Black Gestapo (1975). For this weekend’s final entry into our celebration of blaxploitation cinema, we’re going to be showcasing the ever-so-glorious vigilante essential known as Black Gestapo. Directed by grindhouse maestro Lee Frost, and starring Rod Perry alongside the wonderful Charles Robinson, the film’s plot follows a vigilante named General Ahmed, who starts an inner-city “People’s Army” to protect the black citizens of Watts. However, when the Army succeeds in chasing the mob out of Watts, Ahmed is soon replaced by his colleague Colonel Kojah, who reforms the movement into a National Socialist criminal organization as a means to take complete control over the town.
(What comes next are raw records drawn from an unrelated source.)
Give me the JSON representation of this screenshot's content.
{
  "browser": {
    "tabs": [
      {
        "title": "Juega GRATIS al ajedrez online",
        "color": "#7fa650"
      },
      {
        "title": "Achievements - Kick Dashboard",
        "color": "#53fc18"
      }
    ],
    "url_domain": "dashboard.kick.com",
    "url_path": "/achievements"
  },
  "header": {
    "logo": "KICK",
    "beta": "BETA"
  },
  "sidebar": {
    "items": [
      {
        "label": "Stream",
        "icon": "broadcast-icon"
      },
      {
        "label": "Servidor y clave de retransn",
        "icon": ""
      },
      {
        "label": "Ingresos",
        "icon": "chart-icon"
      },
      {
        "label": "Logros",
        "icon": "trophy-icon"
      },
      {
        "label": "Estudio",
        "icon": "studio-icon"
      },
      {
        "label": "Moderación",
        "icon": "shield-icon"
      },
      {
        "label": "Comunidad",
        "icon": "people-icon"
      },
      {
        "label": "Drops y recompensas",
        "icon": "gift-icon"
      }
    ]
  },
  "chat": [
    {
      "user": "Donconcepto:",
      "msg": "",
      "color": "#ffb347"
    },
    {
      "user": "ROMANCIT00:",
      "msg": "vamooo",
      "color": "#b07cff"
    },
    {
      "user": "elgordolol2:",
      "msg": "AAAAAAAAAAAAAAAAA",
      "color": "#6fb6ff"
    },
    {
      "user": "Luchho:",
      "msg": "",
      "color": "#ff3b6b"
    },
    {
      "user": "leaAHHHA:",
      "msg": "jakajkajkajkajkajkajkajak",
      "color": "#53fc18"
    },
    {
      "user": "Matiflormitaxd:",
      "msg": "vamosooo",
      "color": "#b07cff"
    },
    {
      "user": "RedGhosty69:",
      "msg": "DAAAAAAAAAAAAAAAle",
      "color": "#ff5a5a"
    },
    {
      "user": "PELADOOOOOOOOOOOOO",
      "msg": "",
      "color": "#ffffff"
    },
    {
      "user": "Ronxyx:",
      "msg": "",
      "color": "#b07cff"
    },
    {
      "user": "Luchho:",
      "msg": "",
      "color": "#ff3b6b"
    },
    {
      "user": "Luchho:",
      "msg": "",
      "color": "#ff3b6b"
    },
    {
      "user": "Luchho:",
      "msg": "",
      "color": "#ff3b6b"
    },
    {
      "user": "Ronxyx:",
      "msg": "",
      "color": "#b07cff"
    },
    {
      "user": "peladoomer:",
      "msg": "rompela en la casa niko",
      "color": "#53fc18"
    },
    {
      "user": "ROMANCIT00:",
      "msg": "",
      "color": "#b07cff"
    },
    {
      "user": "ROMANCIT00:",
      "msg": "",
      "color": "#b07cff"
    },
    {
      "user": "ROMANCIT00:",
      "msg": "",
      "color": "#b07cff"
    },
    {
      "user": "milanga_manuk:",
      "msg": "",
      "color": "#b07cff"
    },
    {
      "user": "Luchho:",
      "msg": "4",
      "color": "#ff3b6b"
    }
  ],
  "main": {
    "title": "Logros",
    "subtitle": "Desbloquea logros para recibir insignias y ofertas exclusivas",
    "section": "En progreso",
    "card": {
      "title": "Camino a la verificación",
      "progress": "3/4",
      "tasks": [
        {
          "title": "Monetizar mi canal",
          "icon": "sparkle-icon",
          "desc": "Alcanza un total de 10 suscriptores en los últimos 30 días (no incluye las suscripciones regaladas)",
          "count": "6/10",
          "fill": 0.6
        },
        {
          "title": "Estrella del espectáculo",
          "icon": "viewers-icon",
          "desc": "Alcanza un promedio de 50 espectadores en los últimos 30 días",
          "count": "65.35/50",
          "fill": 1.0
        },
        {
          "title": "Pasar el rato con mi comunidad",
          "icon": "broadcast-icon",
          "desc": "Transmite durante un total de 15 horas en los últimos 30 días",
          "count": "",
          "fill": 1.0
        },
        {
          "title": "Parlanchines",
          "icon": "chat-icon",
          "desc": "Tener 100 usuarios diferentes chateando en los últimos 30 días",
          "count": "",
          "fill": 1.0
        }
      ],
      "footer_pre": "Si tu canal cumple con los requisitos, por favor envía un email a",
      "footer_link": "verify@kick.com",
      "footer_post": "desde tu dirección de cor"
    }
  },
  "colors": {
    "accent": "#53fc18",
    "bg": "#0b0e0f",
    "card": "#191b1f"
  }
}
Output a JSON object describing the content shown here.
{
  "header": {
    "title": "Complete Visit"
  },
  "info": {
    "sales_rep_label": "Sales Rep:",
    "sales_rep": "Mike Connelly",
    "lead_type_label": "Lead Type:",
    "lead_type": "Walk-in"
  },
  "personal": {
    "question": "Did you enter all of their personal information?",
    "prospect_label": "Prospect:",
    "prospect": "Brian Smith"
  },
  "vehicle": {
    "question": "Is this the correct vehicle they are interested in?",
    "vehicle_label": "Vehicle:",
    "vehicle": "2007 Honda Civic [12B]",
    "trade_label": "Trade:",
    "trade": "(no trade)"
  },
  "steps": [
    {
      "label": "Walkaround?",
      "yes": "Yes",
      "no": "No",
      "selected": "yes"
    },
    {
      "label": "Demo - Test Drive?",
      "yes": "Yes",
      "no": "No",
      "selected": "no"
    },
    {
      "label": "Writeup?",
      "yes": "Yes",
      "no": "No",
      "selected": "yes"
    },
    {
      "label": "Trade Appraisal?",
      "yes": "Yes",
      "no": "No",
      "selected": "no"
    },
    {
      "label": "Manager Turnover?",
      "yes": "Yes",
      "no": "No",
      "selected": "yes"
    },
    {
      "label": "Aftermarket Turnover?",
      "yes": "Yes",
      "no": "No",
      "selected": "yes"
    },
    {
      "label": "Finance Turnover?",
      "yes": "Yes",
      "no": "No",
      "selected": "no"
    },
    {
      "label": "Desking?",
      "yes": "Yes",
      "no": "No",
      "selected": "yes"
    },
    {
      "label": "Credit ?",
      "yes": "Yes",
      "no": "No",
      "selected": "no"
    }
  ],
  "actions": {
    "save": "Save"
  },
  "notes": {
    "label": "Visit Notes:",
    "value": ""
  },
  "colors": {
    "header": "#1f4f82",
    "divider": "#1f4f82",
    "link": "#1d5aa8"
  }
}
With the narrative clearly drawing over-the-top comparisons to the Nazi movement much like other Nazisploitation films of the 1970s, the work manages to hit a complete stride in regard to exploitative value. Not only are viewers treated with a thematic structure coated in absurdity, we also get to experience first-hand a key example of definitively structured blaxploitation film as the subgenre hit its peak in the mid 1970s. Black Gestapo puts key emphasis on the dangers of fundamental ideology (which is easily one of the few attributes that grounds the film in some sort of reality), but manages to deliver on all of the exploitative goods at the same time, including soft-core porn and a notable castration scene to really drive the point home. When it comes to the true core of blaxploitation combined with a nice taste of grindhouse cinema, there really isn’t a better example that comes to mind besides Black Gestapo, and if we love it, we know that you’ll love it too! Perfect to top off your weekend deep dive into blaxploitation cinema, be sure to catch this 1970s gem that is now available for streaming on Fandor.